The first Baldwin on Maui, Rev. Dwight Baldwin was with the Fourth Company of missionaries to Hawaiʻi; he arrived at Honolulu, June 7, 1831. Though not a cowboy, he set out on a mule to treat those in the far reaches of Maui. (Equitrekking)
On September 1, 1888, Haleakala Ranch was incorporated in the Kingdom of Hawaii during the reign of King David Kalakaua. Shortly following incorporation, Henry Perrine Baldwin, co-founder of Alexander & Baldwin, became a shareholder and was also elected as the Ranch’s president. (Haleakala Ranch)
As the Ranch moved into the 20th century, Harry Baldwin became the Ranch’s president and his brother Sam was manager. In 1925, the two consolidated ranch ownership.
Until the 1920s Haleakala Ranch extended to the summit, and cattle were driven up the steep slopes and into the crater to graze on the grass at Paliku, near the eastern crater wall. (Decker, Dartmouth)
In 1927 the Baldwin brothers agreed to a land exchange that would allow the Territory of Hawaii to acquire Haleakala Crater from the Ranch to create Haleakala National Park. (HR) In exchange, the ranch received land in lower Waialua and lower Kama‘ole on an acre-for-acre basis.

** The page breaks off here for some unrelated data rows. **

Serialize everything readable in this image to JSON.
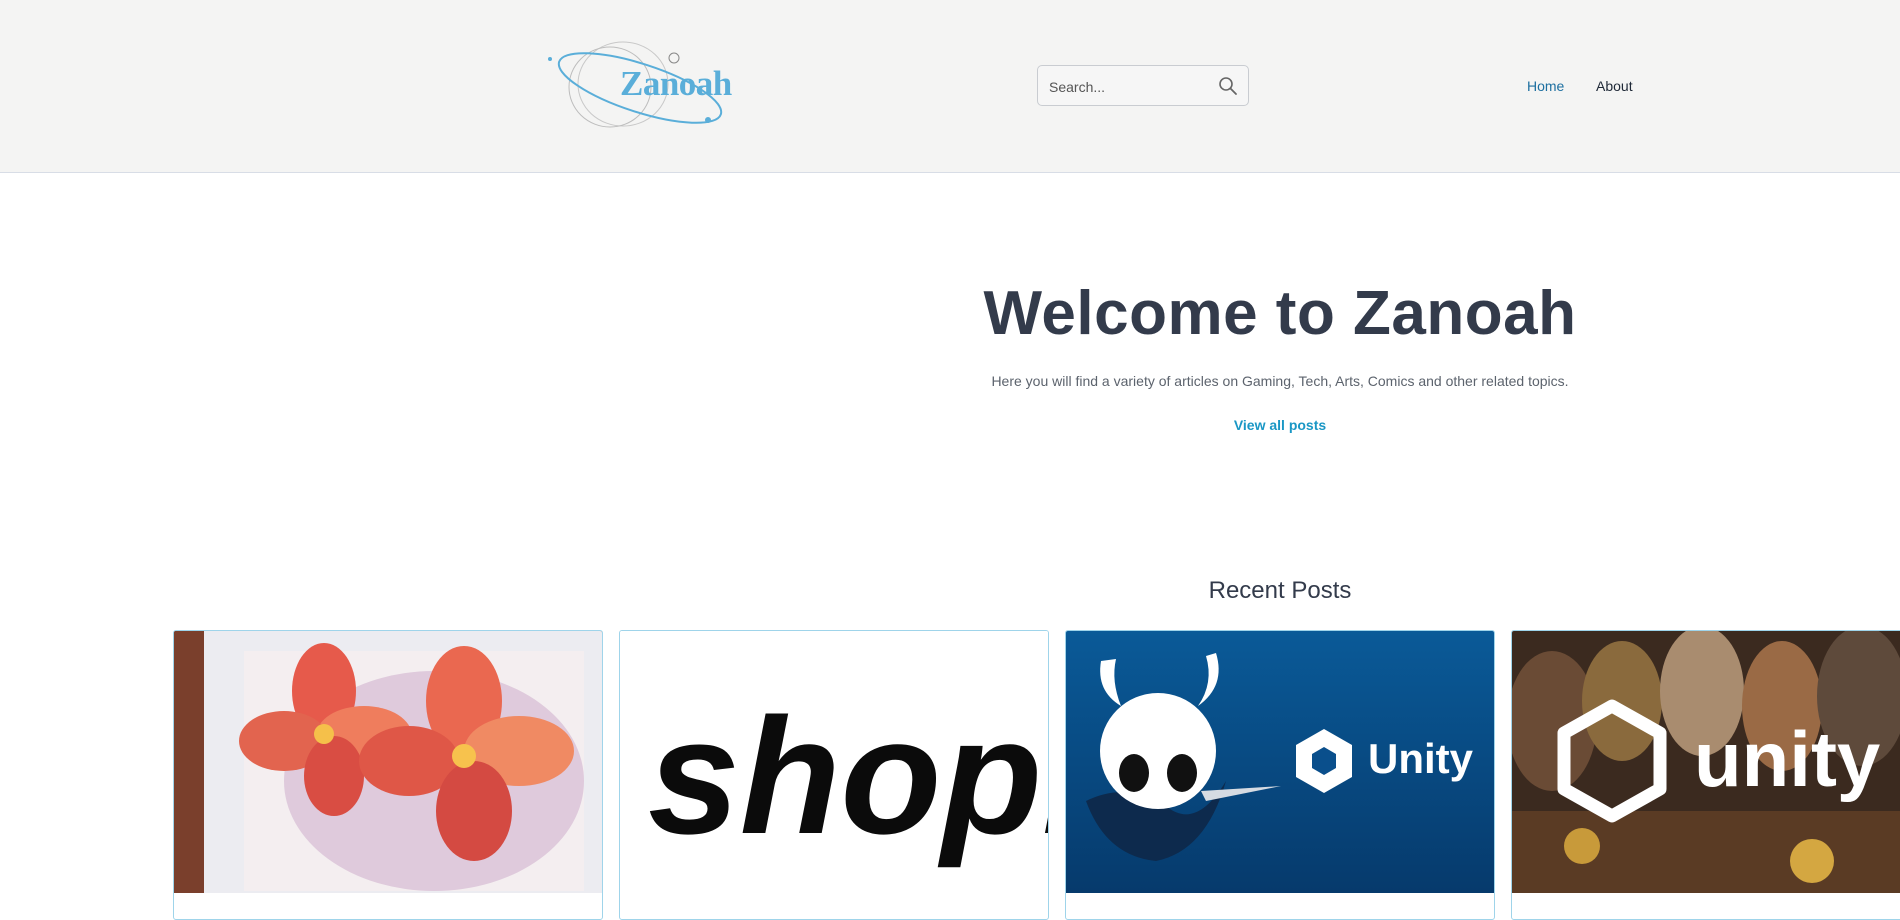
{
  "header": {
    "logo_text": "Zanoah",
    "search": {
      "placeholder": "Search..."
    },
    "nav": {
      "home": "Home",
      "about": "About"
    }
  },
  "hero": {
    "title": "Welcome to Zanoah",
    "subtitle": "Here you will find a variety of articles on Gaming, Tech, Arts, Comics and other related topics.",
    "link": "View all posts"
  },
  "recent": {
    "title": "Recent Posts",
    "cards": [
      {
        "image": "hibiscus-painting"
      },
      {
        "image": "shopify-logo",
        "image_text": "shopi"
      },
      {
        "image": "hollow-knight-unity",
        "image_text": "Unity"
      },
      {
        "image": "dwarves-unity",
        "image_text": "unity"
      }
    ]
  },
  "colors": {
    "header_bg": "#f4f4f3",
    "accent": "#1a97c5",
    "heading": "#333b4b",
    "unity_blue": "#0b4b82"
  }
}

“Shipping cattle to market back in the 1930s also involved long rides, mostly in the dark early morning hours. Loading them from the wharf onto the Humu‘ula, the Hawaii Meat Company’s cattle boat, and especially getting the first ones started up the gangplank, presented a problem. … Once started, the rest of the group followed the tracks of those on board, and it didn’t take long to finish loading.”
“Following the end of World War II, the ranch purchased surplus equipment, including a bulldozer and four-wheel-drive trucks, from the military. From this time on, ranch cattle work became more mechanized, with less dependence on horses and the associated long rides.”
“The bulldozer made short work of clearing the lower lantana and panini land, including creation of a system of dirt roads helpful in maintaining pastures and water systems.” (Baldwin)
Samuel Baldwin was manager of Haleakala Ranch for most of his life and president for the last three years, before he died in 1950, his son, Richard, the third-generation member of the Baldwin family to run Haleakala Ranch, took over as president in 1968. (Advertiser)
Richard Hobron Baldwin was born on a koa table at the family home in Mānoa Valley, the oldest son of Samuel Alexander and Kathrine Baldwin, and grandson of Henry P. Baldwin.
“My first experience with ranch work, aside from riding mostly around the yard at the ranch house on my pony named Jack, was branding some calves, offspring of the milk cows at ranch headquarters.”
“This was about 1918 or 1919, and it was exciting when, with the help of a cowboy, my rope got on the neck of a calf. Nothing much happened because these dairy calves just stood there”.
“Aside from the milking herd, which I believe produced milk for all employees, most of the cattle were not too tame. My earliest recollections of cowboy work involved cattle drives in nearby pastures, the biggest event being rounding up half-wild cattle at Pi‘iholo.”
“Following this came branding drives at Olinda, then later drives higher on the mountain at ‘Ukulele, which served as a base camp, with four old houses and corrals for our horses.”
Baldwin married Harriet Barbara ‘Haku’ Damon in May 1936 (they shared the same birth day, August 21; Baldwin in 1911, she in 1913).
The consummate horsewoman, Haku was intimately involved in racing and training the ranch’s thoroughbreds, including many champions who won at the Maui Fair track. (Notes son Peter, the word haku means ‘boss’ in Hawaiian – she earned this nickname while she was growing up.)
“Besides being an aggressive sportsman – he was proficient in golf, tennis, polo, fishing and hunting – he was a winner. … On the ranching side, he was one of the best pasture men we ever had here. He taught me that we were not really raising cattle, we were raising grass, and cattle were the harvesting machines.” (Rice)
Early visitors to the ranch included writer Jack London, General George Patton and Olympic swimmer and surfing pioneer Duke Kahanamoku. (Siler) It’s the latter that leads to the nickname for Baldwin …
He acquired his nickname at an early age, recounts his son Peter. Richard was about three years old when legendary Hawaiian swimmer Duke Kahanamoku was gaining worldwide fame as an Olympic gold medalist and record holder.
As Richard dog-paddled across a swimming pool, an onlooker exclaimed, ‘There goes the man, Duke!’ The name ‘Manduke’ stuck, and all who knew him used it. “He was even listed as Manduke in the Maui phone book.” (Peter Baldwin, Harrison)
‘Cattleman of the Century’ is how the Hawai‘i Cattleman’s Association honored Manduke Baldwin in 1988. (Harrison) Consummate rancher, fisher, polo player, Manduke Baldwin died on Christmas Day 2002. He was 91. (Lots here from Anchval and Harrison.)